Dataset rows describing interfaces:
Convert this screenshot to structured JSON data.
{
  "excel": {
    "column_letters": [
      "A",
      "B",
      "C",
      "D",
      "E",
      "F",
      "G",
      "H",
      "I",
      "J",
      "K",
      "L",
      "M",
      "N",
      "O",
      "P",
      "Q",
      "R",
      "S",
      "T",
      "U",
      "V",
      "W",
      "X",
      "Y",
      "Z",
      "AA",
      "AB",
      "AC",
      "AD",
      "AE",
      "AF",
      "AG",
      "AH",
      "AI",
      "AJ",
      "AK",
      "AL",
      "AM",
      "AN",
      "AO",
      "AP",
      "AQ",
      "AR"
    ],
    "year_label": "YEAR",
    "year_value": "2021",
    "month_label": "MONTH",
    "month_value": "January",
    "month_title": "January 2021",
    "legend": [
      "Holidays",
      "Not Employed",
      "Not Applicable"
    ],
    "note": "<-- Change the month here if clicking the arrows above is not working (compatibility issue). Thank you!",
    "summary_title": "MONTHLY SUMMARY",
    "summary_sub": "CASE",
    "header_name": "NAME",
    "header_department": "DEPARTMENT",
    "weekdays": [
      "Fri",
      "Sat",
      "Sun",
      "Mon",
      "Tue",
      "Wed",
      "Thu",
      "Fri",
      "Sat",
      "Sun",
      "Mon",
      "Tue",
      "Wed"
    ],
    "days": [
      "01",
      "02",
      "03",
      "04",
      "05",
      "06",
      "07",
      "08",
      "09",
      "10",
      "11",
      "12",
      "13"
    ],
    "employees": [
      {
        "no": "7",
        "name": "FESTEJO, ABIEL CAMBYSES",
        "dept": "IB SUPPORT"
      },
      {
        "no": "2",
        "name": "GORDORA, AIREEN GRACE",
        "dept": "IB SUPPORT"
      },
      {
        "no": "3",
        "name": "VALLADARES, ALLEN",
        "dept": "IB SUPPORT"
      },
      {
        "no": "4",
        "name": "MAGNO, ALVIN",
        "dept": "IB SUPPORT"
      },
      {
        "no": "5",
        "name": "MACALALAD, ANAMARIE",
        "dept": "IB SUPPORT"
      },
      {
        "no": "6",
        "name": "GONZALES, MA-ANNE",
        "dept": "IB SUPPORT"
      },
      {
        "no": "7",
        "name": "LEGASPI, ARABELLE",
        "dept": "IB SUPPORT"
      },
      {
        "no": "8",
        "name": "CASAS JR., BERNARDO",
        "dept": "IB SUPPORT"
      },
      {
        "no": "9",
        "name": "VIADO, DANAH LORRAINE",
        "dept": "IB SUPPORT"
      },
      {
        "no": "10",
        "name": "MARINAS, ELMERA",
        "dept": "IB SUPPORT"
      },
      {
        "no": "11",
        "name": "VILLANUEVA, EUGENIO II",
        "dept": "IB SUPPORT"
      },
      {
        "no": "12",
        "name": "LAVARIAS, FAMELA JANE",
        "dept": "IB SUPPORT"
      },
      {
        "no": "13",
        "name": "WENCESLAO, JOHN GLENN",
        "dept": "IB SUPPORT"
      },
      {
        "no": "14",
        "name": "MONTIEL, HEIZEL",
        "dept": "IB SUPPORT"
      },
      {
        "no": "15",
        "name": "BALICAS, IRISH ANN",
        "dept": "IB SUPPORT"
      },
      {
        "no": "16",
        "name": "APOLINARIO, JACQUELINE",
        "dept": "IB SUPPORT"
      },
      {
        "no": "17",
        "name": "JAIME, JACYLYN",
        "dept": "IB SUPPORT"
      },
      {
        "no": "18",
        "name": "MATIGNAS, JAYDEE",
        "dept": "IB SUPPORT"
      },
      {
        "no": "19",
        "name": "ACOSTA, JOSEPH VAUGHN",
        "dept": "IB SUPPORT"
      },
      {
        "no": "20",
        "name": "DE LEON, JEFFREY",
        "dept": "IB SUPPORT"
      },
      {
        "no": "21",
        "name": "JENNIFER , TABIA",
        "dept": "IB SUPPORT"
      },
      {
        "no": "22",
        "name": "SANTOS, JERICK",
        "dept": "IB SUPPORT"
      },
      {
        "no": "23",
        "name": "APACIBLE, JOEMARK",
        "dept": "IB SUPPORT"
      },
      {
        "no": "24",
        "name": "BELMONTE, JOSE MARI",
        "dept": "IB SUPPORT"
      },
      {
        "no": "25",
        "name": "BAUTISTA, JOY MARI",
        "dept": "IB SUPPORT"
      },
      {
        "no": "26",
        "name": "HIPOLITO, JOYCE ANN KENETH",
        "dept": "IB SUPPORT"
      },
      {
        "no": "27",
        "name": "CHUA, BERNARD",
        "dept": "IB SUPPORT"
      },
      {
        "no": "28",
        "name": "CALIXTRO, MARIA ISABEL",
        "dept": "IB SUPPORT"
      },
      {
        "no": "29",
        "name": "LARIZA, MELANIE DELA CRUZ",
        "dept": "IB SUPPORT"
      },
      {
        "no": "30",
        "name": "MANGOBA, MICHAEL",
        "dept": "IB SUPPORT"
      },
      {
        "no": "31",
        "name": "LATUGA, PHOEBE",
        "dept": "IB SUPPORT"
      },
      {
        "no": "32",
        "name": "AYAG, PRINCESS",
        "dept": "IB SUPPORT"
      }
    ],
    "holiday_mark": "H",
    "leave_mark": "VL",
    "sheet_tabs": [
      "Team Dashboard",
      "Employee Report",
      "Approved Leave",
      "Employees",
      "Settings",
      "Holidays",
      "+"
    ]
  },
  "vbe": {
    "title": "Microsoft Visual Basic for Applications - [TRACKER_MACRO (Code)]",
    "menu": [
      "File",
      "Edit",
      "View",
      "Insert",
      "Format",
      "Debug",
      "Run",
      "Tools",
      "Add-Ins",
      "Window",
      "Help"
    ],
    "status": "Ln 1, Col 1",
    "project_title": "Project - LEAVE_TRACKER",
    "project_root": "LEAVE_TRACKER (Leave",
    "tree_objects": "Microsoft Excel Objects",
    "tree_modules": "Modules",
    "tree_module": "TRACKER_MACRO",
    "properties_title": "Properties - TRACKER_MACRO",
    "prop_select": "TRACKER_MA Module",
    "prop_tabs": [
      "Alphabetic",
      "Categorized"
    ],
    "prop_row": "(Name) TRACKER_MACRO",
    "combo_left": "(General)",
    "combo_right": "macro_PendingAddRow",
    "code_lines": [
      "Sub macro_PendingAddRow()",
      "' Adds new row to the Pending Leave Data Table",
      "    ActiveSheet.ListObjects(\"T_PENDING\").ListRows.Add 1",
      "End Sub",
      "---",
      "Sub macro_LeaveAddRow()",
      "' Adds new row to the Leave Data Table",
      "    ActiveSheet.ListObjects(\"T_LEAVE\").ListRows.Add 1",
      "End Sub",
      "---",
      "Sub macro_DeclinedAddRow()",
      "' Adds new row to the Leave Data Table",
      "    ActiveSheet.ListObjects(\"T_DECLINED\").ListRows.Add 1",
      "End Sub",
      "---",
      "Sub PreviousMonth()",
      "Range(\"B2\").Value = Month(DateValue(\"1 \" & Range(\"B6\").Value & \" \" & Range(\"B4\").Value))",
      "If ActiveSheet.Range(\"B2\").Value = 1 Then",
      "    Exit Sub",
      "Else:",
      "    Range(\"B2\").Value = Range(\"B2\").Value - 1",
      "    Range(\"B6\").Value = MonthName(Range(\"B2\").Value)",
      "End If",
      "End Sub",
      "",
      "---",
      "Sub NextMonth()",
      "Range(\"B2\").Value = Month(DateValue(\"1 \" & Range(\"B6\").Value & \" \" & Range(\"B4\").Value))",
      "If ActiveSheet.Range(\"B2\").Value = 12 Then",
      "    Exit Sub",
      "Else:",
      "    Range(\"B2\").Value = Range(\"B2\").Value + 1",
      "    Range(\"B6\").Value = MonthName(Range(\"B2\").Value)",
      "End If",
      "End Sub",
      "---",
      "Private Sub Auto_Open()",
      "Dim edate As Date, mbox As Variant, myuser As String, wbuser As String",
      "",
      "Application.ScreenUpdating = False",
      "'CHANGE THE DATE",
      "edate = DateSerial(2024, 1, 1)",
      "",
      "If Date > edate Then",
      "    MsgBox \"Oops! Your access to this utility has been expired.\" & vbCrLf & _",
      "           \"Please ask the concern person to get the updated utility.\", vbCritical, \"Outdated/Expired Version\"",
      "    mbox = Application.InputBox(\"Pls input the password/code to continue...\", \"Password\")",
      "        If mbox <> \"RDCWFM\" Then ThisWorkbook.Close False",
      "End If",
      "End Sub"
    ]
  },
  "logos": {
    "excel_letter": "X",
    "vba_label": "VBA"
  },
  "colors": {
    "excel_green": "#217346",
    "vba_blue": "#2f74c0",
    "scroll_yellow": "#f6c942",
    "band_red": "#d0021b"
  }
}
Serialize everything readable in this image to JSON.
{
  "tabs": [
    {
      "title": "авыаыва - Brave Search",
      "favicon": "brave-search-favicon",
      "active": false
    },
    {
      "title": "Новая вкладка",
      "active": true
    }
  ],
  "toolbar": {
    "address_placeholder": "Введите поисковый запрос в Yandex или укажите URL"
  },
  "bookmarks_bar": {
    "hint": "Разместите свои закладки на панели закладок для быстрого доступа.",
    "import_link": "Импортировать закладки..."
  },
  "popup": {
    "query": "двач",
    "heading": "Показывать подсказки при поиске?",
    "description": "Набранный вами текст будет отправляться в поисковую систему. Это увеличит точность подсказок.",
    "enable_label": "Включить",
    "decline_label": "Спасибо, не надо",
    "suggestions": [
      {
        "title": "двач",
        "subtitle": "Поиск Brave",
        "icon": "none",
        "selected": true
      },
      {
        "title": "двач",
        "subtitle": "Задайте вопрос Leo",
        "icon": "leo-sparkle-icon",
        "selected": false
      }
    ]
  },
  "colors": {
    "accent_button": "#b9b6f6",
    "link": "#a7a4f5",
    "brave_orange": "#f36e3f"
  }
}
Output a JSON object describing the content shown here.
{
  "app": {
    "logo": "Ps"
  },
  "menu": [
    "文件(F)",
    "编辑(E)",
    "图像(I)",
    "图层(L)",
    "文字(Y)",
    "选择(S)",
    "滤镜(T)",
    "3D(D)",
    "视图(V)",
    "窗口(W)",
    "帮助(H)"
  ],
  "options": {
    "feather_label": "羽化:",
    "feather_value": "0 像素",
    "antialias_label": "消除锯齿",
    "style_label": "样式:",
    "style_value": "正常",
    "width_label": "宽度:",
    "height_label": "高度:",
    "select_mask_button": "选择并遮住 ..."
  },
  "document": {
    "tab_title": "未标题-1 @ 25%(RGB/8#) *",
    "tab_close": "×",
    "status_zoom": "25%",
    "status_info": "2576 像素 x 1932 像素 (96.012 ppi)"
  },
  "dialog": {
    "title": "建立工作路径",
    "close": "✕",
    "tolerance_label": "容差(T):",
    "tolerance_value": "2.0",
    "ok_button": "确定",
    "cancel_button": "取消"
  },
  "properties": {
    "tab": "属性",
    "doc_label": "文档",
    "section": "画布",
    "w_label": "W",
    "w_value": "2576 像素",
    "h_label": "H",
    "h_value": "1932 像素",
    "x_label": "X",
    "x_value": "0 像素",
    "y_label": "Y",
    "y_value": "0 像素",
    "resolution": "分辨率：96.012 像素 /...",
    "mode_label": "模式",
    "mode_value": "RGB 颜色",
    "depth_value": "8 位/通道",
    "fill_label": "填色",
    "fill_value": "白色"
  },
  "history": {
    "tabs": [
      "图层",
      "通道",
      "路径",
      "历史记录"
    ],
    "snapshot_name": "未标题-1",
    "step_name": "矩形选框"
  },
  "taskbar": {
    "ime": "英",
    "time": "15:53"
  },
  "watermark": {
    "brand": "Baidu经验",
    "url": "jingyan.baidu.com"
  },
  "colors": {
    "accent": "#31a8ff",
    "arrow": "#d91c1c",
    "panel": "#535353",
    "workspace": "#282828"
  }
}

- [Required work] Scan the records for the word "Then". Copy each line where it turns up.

- [Output of the task]
      "If ActiveSheet.Range(\"B2\").Value = 1 Then",
      "If ActiveSheet.Range(\"B2\").Value = 12 Then",
      "If Date > edate Then",
      "        If mbox <> \"RDCWFM\" Then ThisWorkbook.Close False",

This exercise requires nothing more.